This flavor enhancer is quite versatile in the kitchen and its salty, umami flavor makes it a great substitute for tamari sauce.
In general, a 1:1 ratio works but you can always add more if needed.
Anchovies have a potent salty, fishy, umami flavor that’s able to replace tamari sauce really well.
Most grocery stores carry them so they’re easily available. They can be used to flavor salads, vegetable dishes, dips, and sauces among others.
Be aware that anchovies have a strong fish smell and their flavor profile lacks the sweet caramel undertones tamari has.
You can use anchovies as a substitute in a 1:1 ratio and you can either chop them finely, turn them into a paste, or purchase anchovy paste if you’d like.
This vinegar is the brine that results from making pickled plums and it also contains sea salt and red shiso (beefsteak leaf).
Mainly used in Japan, umeboshi vinegar, also known as ume plum vinegar, offers a balanced mix of sweet, salty, tangy, and meaty flavors. I recommend it as a tamari substitute for salad dressings, and fish recipes.
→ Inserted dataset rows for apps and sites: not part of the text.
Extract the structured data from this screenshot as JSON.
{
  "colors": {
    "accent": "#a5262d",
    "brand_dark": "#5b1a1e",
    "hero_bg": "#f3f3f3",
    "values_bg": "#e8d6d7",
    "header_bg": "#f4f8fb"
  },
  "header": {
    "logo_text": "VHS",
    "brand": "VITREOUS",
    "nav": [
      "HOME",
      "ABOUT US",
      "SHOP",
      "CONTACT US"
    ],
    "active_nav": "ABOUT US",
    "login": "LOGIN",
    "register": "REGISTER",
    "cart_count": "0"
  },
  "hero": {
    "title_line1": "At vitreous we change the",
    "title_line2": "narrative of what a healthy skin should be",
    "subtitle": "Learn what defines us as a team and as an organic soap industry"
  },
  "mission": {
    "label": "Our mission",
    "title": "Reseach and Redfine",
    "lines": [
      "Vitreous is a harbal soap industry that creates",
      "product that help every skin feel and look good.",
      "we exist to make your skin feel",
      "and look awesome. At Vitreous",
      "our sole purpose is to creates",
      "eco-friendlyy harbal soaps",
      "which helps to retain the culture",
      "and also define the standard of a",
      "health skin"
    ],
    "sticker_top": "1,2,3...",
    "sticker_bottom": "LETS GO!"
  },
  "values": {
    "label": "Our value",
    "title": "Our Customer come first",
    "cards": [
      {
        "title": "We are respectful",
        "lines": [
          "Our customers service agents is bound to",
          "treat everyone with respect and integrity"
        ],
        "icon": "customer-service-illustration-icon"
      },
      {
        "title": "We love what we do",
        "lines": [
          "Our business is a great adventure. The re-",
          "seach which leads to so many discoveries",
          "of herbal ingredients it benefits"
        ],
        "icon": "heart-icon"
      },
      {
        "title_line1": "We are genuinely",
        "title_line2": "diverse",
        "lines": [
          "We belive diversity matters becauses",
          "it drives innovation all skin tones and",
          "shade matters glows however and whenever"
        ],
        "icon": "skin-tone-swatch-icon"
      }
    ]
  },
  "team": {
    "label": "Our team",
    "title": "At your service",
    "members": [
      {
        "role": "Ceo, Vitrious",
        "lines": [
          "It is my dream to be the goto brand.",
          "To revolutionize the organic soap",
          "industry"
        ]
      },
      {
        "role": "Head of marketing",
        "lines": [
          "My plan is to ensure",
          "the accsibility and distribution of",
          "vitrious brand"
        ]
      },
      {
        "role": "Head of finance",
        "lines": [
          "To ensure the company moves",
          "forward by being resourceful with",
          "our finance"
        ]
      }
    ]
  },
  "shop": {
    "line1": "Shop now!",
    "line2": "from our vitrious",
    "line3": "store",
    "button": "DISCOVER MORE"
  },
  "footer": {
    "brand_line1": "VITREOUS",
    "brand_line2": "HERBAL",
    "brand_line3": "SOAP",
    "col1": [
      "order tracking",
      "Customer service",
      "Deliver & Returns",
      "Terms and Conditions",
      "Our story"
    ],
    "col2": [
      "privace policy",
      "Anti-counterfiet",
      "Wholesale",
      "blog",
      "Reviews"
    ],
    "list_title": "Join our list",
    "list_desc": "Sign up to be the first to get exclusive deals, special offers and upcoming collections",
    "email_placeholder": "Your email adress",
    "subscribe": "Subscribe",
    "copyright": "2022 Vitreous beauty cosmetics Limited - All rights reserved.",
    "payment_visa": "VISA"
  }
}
It’s worth mentioning that umeboshi vinegar is much saltier than tamari, so you’ll need to use less when using it as a tamari replacement. A 1:3 ratio is a good place to start since you can always add more later if you’d like.
Maggi seasoning is an all-purpose liquid condiment that’s salty and a little spicy. In fact, it’s saltier than tamari sauce and also has a darker color.
It makes an excellent addition to noodles and stir-fries, but don’t add as much as you would tamari to avoid your dish becoming overly salty.
Start with a 1:3 ratio and adjust as needed.
This sweet and sour aged vinegar is frequently used in marinades, salad dressings, sauces, and a large variety of cooked dishes.
Using it instead of tamari will change the final flavor of your recipe but that doesn’t mean it won’t be delicious. However, refrain from using it as a dip, as it’s too thin for this purpose.
We’re loving it in roasted dishes like this easy honey balsamic sheet pan chicken and veggies!
Balsamic vinegar works as a 1:1 substitute for tamari. Tamari is saltier and sweeter than balsamic vinegar, so you might need to add a little salt and/or sugar to your dish.
Salt is the universal seasoning you can use to replace tamari in a pinch. It definitely won’t give you the complex flavor of tamari, but the clean salty taste will allow the other ingredients to shine.
You can use plain salt or, depending on the dish you’re making, use flavored salt such as garlic, onion, or chili.
There’s no fixed ratio for using salt as a tamari replacement. Add to taste, like you usually do when cooking.
More Favorite Substitutes
Yes, tamari sauce needs to be refrigerated once you open it. In the fridge, it stays good for up to 3 months.
Unopened tamari is best stored in a cool and dry area, away from sunlight.
Yes. Being made only from water, soybeans, and salt, tamari sauce is naturally gluten-free.
Some tamari varieties can contain small amounts of wheat, so if you’re allergic to gluten, it’s best to read the label before purchasing it.
No, tamari does not contain MSG. However, MSG is often added to other soy sauces.
Both are made from fermented soybeans, although soy sauce also contains wheat. Compared to soy sauce, tamari has a thicker consistency, is less salty, and has a richer umami flavor.
If you have several options available from this list, you’re probably wondering how to choose the best tamari substitute.
Consider the other ingredients in your dish, and the kind of flavor you’re looking for.
For the closest match, replace tamari with soy sauce or miso paste. Hoisin sauce and fish sauce will provide a stronger flavor, while oyster sauce and coconut aminos add some extra sweetness.
Worchestershire sauce, balsamic vinegar, and umeboshi vinegar will add an intense umami flavor to your dish.
For a clean taste that doesn’t interfere with the other ingredients in your recipe, opt for salt or a small amount of anchovies.